Summary

Equaling Tarawa and Okinawa in scale and ferocity, until recently the battle for Peleliu has been regarded as the Pacific war's forgotten battle, and sadly one that should never have been fought. A massive carrier-based attack some weeks before the invasion destroyed all aircraft and shipping in the area and virtually isolated the Japanese garrison. 1st Marine Division commander, General Rupertus, made extravagant claims that the capture of Peleliu would only take three days--maybe two. But the Japanese fought a bloody battle of attrition from prepared positions an in a struggle of unprecedented savagery a whole Marine Division was bled white.

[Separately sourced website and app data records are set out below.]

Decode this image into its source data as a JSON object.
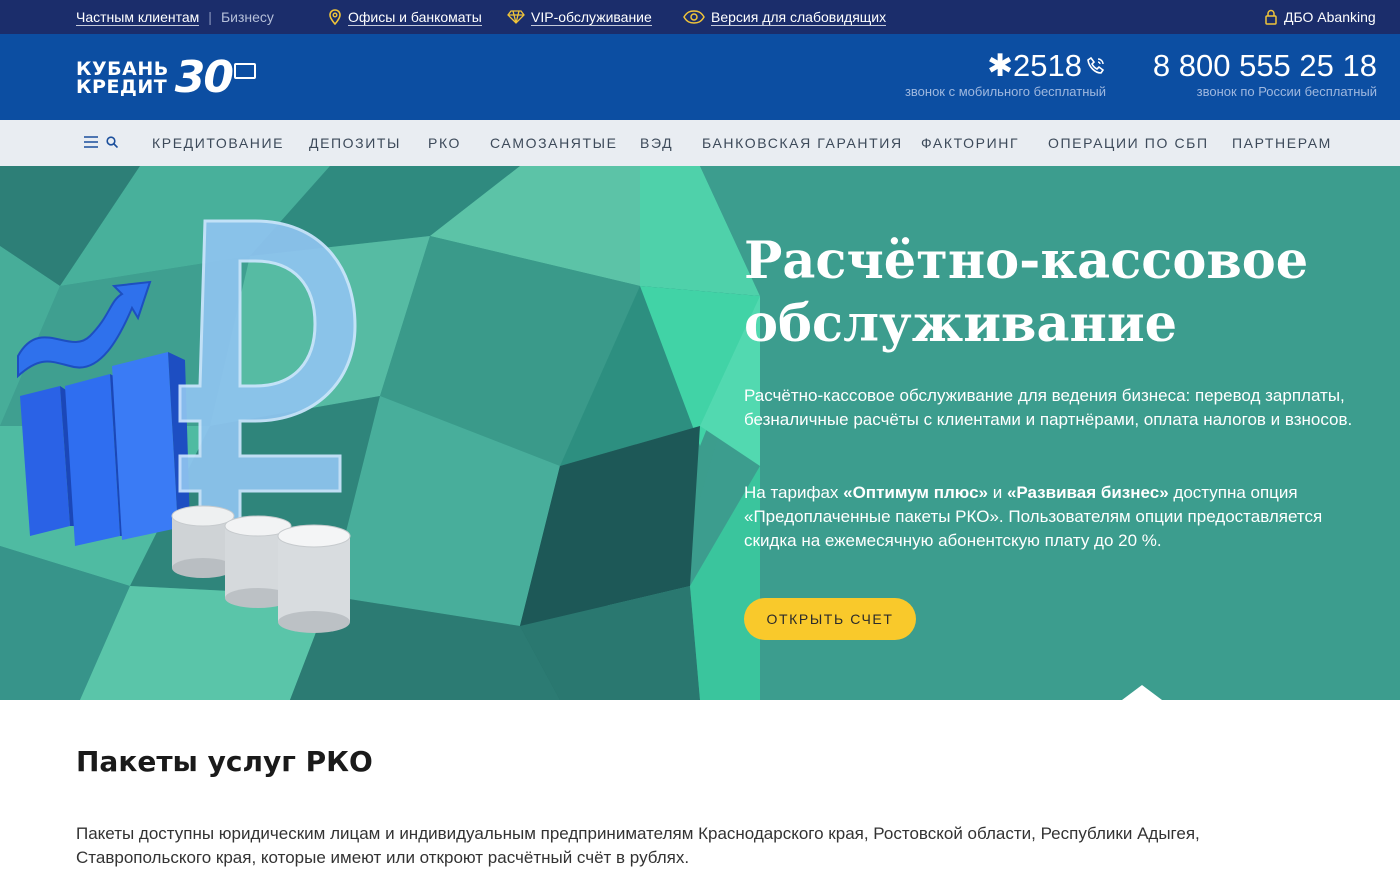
{
  "topbar": {
    "private_clients": "Частным клиентам",
    "separator": "|",
    "business": "Бизнесу",
    "offices": "Офисы и банкоматы",
    "vip": "VIP-обслуживание",
    "accessibility": "Версия для слабовидящих",
    "dbo": "ДБО Abanking"
  },
  "header": {
    "logo": {
      "line1": "КУБАНЬ",
      "line2": "КРЕДИТ",
      "number": "30"
    },
    "short_phone": {
      "number": "✱2518",
      "note": "звонок с мобильного бесплатный"
    },
    "long_phone": {
      "number": "8 800 555 25 18",
      "note": "звонок по России бесплатный"
    }
  },
  "nav": {
    "items": [
      "КРЕДИТОВАНИЕ",
      "ДЕПОЗИТЫ",
      "РКО",
      "САМОЗАНЯТЫЕ",
      "ВЭД",
      "БАНКОВСКАЯ ГАРАНТИЯ",
      "ФАКТОРИНГ",
      "ОПЕРАЦИИ ПО СБП",
      "ПАРТНЕРАМ"
    ]
  },
  "hero": {
    "title_line1": "Расчётно-кассовое",
    "title_line2": "обслуживание",
    "paragraph1": "Расчётно-кассовое обслуживание для ведения бизнеса: перевод зарплаты, безналичные расчёты с клиентами и партнёрами, оплата налогов и взносов.",
    "p2_part1": "На тарифах ",
    "p2_bold1": "«Оптимум плюс»",
    "p2_part2": " и ",
    "p2_bold2": "«Развивая бизнес»",
    "p2_part3": " доступна опция «Предоплаченные пакеты РКО». Пользователям опции предоставляется скидка на ежемесячную абонентскую плату до 20 %.",
    "cta": "ОТКРЫТЬ СЧЕТ"
  },
  "content": {
    "title": "Пакеты услуг РКО",
    "paragraph": "Пакеты доступны юридическим лицам и индивидуальным предпринимателям Краснодарского края, Ростовской области, Республики Адыгея, Ставропольского края, которые имеют или откроют расчётный счёт в рублях."
  },
  "colors": {
    "topbar": "#1b2d6b",
    "header": "#0c4ea2",
    "nav": "#e9edf2",
    "hero": "#3a9a8c",
    "cta": "#f9c92b"
  }
}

Equaling Tarawa and Okinawa in scale and ferocity, until recently the battle for Peleliu has been regarded as the Pacific war's forgotten battle, one that with hindsight should never have been fought at all. Originally planned to secure General MacArthur's eastern flank during his invasion of the Philippine Islands, the assault became superfluous after a massive carrier-based attack on the Palau Islands by Task Force 58 some weeks earlier destroyed all aircraft and shipping in the area and virtually isolated the Japanese garrison. The planners may have been influenced by the extravagant claims of the commander of the Marine Corps' 1st Division, General Rupertus, that it would only take three days--maybe two, but as the Japanese defenders abandoned their previous strategy of attempting to repel the invader on the beaches and fought a battle of attrition from carefully prepared positions in the Umurbrogol Hills, the operation became a close-quarters slog of unprecedented savagery in which a whole Marine Division expended itself and had to be replaced by Army units.